■ WHAT YOU NEED TO DO ■
Copy out each line of the data that includes the string "Ciprofloxacin".
+---+
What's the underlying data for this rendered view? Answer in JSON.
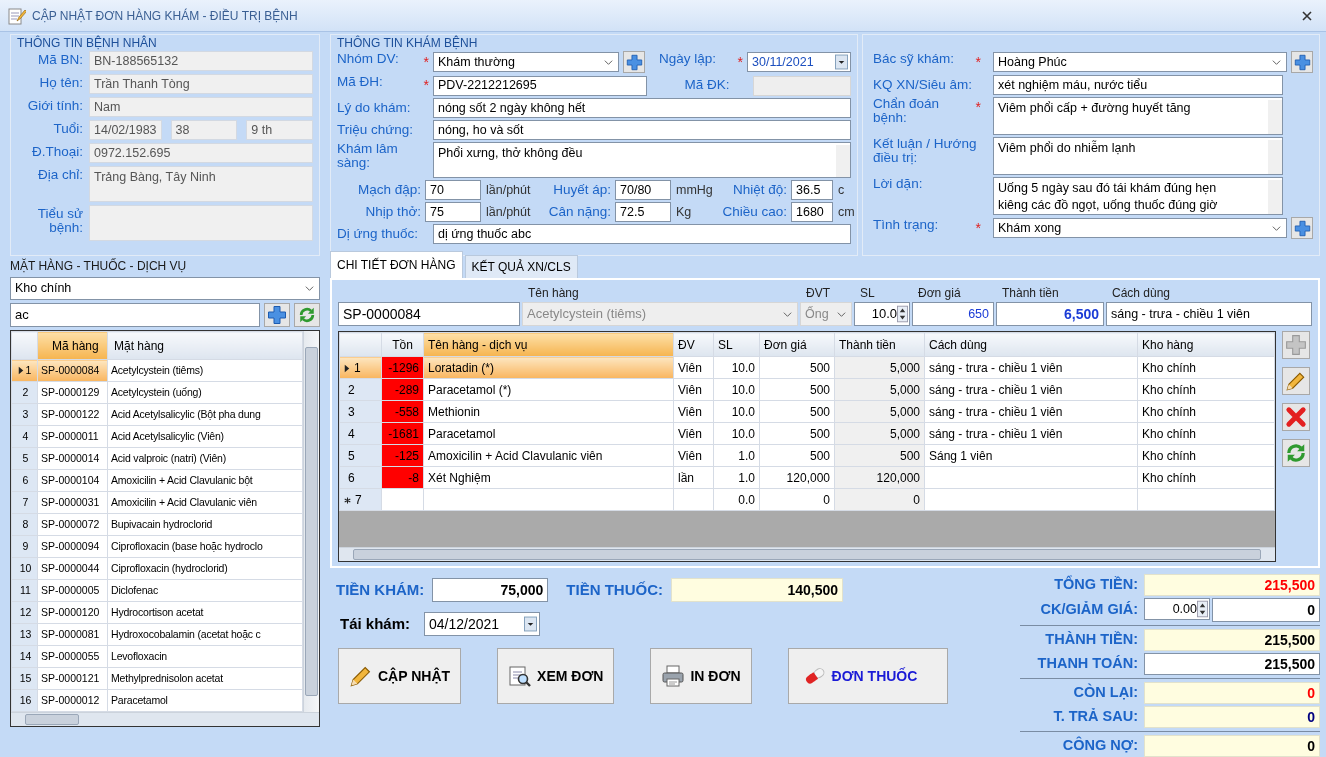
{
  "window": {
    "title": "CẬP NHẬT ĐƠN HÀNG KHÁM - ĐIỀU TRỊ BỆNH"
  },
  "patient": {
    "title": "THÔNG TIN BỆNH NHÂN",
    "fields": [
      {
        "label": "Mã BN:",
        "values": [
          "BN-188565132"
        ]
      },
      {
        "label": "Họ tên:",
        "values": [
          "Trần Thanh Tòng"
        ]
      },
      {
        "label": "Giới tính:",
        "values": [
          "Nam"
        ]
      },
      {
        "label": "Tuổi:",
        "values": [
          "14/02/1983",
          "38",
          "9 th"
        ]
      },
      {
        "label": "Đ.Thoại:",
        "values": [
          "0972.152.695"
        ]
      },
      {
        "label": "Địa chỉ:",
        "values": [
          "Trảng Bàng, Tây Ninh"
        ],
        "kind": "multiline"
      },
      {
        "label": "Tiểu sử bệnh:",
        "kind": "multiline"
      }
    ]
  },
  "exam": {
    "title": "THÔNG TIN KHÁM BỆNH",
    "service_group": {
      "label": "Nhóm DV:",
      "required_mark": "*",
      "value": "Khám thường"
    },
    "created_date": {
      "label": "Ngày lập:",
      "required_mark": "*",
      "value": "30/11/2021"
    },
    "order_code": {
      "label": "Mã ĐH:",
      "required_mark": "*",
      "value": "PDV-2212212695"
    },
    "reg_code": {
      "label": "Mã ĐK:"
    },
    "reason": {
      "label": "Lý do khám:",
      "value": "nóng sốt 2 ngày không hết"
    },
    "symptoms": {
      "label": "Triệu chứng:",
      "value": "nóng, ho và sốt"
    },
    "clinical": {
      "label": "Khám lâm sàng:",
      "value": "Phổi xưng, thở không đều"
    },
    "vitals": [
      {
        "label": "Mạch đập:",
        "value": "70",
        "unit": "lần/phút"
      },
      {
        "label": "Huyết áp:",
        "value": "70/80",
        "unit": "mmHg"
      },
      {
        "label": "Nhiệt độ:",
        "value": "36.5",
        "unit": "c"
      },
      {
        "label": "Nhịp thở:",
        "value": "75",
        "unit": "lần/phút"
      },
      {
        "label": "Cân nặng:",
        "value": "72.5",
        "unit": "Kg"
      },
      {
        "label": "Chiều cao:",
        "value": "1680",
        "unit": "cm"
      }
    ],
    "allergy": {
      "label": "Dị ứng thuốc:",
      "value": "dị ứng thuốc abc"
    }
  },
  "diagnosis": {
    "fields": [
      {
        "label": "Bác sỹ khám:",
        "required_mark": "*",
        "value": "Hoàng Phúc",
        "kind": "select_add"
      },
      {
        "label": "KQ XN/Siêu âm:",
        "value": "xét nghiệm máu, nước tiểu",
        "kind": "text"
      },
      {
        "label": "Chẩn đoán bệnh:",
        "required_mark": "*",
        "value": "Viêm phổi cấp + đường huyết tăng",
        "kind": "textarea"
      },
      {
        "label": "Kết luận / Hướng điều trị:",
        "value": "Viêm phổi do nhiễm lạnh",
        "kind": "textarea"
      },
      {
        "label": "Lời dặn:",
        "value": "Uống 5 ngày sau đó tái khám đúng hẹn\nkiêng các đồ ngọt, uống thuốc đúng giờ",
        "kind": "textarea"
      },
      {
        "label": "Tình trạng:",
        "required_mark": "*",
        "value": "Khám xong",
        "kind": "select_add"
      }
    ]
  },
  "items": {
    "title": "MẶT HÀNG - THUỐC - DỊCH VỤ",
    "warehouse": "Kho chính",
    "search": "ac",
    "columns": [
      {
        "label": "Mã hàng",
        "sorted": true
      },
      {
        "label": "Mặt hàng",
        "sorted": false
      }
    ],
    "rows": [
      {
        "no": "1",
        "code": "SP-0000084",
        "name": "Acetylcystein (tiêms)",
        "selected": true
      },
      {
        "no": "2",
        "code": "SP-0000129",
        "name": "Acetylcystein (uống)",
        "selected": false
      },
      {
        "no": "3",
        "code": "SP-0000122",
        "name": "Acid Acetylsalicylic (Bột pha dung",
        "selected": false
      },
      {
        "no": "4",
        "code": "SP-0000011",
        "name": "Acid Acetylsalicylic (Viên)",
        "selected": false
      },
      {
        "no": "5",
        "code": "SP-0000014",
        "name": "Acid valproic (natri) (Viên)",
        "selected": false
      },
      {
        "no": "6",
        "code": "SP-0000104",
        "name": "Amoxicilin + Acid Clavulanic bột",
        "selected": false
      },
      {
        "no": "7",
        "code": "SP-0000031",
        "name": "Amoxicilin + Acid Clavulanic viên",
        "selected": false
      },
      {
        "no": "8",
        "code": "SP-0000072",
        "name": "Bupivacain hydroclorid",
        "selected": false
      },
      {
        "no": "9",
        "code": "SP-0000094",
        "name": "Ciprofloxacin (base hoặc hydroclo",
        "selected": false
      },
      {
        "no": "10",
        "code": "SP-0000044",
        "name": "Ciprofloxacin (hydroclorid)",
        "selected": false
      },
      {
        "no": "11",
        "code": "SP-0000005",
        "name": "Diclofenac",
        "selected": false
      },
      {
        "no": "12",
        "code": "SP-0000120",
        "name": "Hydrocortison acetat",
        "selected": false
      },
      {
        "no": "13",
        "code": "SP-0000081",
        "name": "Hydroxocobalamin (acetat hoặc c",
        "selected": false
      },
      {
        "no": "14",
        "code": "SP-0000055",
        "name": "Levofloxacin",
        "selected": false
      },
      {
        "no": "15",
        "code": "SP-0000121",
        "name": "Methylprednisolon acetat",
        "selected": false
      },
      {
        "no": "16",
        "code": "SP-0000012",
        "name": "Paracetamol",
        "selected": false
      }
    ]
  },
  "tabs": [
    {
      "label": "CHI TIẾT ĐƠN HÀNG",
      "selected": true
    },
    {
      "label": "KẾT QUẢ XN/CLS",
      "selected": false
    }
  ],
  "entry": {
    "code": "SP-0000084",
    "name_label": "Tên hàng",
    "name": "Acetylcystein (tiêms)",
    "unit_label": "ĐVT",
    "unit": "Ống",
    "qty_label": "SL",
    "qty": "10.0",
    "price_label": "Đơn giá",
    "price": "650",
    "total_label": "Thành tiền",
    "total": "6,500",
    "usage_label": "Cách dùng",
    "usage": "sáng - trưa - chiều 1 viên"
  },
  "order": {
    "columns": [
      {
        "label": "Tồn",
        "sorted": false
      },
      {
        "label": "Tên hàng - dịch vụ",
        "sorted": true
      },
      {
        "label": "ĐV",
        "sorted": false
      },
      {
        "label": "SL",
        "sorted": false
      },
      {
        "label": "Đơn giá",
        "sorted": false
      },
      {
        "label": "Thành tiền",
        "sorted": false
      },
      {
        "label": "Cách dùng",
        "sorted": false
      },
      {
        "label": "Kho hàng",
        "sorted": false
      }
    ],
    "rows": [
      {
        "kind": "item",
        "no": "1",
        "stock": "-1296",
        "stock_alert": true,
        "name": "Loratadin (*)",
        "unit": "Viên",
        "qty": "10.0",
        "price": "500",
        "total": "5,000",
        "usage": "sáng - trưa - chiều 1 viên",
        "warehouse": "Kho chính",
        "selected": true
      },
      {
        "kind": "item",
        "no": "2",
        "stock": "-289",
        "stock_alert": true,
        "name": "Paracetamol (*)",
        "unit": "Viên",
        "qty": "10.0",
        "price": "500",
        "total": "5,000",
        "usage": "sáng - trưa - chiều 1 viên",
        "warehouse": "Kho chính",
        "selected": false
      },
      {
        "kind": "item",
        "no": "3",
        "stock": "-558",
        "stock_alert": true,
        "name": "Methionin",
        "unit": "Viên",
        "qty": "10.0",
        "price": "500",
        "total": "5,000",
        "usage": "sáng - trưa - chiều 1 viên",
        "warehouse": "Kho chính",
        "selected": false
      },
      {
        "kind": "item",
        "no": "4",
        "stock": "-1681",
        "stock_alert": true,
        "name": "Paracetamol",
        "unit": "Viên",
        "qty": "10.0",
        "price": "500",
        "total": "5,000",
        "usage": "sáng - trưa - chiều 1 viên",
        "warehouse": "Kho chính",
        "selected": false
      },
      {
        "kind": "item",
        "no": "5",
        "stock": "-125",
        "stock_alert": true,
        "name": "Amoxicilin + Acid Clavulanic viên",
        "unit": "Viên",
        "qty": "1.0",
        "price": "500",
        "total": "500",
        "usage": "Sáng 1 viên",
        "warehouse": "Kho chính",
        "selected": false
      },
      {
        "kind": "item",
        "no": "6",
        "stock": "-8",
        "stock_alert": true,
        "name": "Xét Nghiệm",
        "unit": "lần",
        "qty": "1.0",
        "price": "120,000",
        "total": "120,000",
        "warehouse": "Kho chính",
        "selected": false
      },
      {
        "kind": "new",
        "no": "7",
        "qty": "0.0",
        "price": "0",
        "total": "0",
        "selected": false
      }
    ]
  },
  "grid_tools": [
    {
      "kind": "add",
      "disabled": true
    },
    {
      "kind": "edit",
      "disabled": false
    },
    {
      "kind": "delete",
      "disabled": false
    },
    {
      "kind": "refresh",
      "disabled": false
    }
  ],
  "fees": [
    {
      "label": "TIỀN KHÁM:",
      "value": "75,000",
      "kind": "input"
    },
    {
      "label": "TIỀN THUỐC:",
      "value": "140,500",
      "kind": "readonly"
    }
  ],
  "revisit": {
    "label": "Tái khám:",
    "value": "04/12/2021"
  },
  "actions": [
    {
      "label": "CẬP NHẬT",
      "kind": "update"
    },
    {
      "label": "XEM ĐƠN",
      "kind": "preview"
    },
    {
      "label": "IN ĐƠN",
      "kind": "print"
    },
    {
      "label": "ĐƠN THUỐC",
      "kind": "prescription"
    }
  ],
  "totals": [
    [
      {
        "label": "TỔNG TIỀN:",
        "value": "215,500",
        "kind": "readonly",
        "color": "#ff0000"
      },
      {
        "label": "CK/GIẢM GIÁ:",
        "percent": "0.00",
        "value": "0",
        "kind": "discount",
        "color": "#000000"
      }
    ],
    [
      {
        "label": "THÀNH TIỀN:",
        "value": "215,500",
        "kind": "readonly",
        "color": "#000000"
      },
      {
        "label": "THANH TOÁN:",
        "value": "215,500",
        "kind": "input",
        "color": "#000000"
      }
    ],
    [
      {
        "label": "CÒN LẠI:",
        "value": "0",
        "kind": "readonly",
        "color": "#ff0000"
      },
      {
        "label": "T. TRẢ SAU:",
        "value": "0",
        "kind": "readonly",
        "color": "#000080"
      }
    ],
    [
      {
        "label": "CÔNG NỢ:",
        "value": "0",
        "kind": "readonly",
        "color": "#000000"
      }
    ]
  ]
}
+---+
■ SOLUTION FOR THIS EXERCISE ■
        "name": "Ciprofloxacin (base hoặc hydroclo",
        "name": "Ciprofloxacin (hydroclorid)",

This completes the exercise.